       The universality of this book can be used for someone who either runs a small town or even household to someone who rules over an entire country and empire. This particular book, printed in 1541, was not the first publication of The Prince, so it was likely a reprint having been sought after and in demand. The size and portability of the book and the common vernacular that it is written in ( Italian )  meant that it was accessible and understandable to the young Italian student. However, this particular copy has no marginalia and is in excellent shape meaning that it was not heavily used, perhaps being a second copy meant only for one’s collection. 

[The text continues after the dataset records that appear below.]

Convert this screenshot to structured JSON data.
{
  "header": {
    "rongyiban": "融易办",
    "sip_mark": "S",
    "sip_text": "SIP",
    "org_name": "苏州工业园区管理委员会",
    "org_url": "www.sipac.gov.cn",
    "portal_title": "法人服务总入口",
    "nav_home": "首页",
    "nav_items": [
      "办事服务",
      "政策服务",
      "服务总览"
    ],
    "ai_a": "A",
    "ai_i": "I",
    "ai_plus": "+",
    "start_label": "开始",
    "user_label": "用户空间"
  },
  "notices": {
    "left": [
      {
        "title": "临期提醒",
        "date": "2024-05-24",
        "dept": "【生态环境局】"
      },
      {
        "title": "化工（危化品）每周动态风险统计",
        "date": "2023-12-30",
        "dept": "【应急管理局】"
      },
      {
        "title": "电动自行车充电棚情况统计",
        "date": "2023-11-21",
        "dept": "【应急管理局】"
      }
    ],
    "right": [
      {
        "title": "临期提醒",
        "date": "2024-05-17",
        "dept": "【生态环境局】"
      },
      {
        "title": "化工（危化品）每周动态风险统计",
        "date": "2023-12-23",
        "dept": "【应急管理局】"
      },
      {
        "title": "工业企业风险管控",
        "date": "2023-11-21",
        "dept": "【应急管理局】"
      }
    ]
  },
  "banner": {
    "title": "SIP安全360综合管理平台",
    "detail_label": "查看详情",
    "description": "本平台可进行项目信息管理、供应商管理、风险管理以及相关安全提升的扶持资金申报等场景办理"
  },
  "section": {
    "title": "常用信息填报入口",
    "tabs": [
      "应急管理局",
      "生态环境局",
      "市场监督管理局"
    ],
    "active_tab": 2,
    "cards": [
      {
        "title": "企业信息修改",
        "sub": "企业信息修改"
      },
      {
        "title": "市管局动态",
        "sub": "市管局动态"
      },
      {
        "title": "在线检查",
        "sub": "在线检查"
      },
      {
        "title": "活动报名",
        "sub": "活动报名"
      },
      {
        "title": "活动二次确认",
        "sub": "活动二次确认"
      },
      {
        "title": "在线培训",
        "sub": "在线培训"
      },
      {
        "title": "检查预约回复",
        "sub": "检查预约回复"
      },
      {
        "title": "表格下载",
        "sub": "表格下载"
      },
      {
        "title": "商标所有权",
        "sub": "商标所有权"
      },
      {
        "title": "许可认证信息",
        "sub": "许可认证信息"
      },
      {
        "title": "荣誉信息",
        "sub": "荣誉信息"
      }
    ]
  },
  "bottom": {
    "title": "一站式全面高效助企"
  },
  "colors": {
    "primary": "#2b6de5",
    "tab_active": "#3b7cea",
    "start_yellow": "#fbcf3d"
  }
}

        The Prince can be credited for Machievelli's popularity and influence after his death. His controversial ideas and views were more accepted after his death as the Prince, and other books dealing with taboo and controversial topics became more popular.  His writing greatly influenced the Enlightenment and modern politics, and it is evident that print culture and its power that spread Machiavelli's words, both immortalized him and made him into a historical celebrity.



[1]Giovanni Della Casa, Kenneth R. Bartlett, and Konrad Eisenbichler, Galateo: A Renaissance Treatise on Manners, (Toronto: Centre for Reformation and Renaissance Studies, 1994),16. 

[2]Martin Davies, Humanism in script and print in the fifteenth century. ( New York:  2004), 1. 

[3]Machiavelli, The Prince: v – vi. 

 

Bibliography   

Davies, Martin. Humanism in script and print in the fifteenth century. The Cambridge Companion to Renaissance Humanism. New York: 2004. 

Machiavelli, Niccolò, and Tim Parks. The Prince. London: Penguin Classics, 2014. 

Giovanni Della Casa, Kenneth R. Bartlett, and Konrad Eisenbichler. Galateo: A Renaissance Treatise on Manners. Toronto: Centre for Reformation and Renaissance Studies, 1994.

 

 

Niccolo Machiavelli: Florentine Bad Boy